Ginsberg’s poem “Sunflower Sutra” is a romantic affirmation set against the disintegration of culture in America in the 1950’s. The poem attempts to simultaneously exalt an idea of beauty and spirituality while condemning the emptiness and American materialism. The way that this theme is most obviously expressed in the poem is through Ginsberg’s use of imagery. the sunflower itself rises out of a trash-heap that is composed of “sand and sawdust, rubber dollar /bills, skin of machinery, the guts and innards / of the weeping coughing car, the empty lonely /tincans with their rusty tongues” (Ginsberg). The absolute waste that is depicted by Ginsberg’s description of the trash-heap is symbolic of the poet’s vision of American society. The sunflower is a symbol of hope that a true sense of religious and artistic vision can be gleaned out of the waste of American materialism and the preoccupation with industry and manufacturing that has created, in Ginsberg’s view, an empty wasteland of trash and soiled dreams. The tone of the poem is exalted and hopeful despite its imagery of chaos and disintegration, as though Ginsberg wants the reader to understand that spiritual revelation and truth can grow out of any kind of soil. Ginsberg’s dissatisfaction with America is largely based on what he views as America’s cultural resistance to artistic and spiritual revelation and growth.

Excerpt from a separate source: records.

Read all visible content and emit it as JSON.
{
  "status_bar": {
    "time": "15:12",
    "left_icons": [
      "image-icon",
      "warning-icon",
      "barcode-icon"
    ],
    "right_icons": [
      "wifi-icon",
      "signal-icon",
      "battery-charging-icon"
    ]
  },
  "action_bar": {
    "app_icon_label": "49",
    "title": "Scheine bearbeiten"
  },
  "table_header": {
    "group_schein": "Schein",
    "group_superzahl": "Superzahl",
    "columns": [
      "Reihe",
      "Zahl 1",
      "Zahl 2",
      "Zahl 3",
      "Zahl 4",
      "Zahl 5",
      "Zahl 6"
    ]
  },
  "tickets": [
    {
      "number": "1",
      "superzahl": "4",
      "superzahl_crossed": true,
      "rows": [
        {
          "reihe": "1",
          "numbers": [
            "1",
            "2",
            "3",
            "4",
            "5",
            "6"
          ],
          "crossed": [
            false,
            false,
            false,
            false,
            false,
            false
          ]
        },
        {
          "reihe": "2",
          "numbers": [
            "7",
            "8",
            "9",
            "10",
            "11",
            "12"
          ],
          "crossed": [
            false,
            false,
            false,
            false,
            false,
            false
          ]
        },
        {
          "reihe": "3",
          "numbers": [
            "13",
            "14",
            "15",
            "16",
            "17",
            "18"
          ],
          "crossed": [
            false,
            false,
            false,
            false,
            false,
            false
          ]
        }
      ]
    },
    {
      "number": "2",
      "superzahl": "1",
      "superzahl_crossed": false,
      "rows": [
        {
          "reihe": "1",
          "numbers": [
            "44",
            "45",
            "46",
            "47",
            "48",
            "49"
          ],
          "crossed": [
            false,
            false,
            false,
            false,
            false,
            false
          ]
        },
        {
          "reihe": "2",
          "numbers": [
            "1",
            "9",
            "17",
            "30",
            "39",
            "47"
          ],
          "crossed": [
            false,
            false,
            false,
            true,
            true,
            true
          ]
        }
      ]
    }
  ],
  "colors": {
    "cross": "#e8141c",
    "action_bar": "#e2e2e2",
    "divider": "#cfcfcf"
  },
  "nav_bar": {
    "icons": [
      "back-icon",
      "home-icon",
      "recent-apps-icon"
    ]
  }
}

The theme of waste and materialism is also present in Vonnegut’s Slaughterhouse Five, which posits the idea of non-linear time as an “antidote” to the materialism and war that consumes Western society. Similarly, Frank O’Hara’s ““A True Account of Talking to the Sun at Fire Island” attempts to inject American culture with a sense of religiosity based in nature as a counterpoint to empty materialism. Bernard Malamud’s “The Magic Barrel” deals with the idea of religion and the supernatural in order to forward a theme of spiritual vision in contrast to the despair and skepticism of modern life. Grace Paley’s “A Conversation with my Father” explores the dimensions of illusion and reality in regard to love and death. This story, of all the reading material in this unit, seemed to me to be the most difficult to understand and I had a hard time relating to it, while I greatly enjoyed the theme of magic and the supernatural in Slaughterhouse Five and “The Magic Barrel.”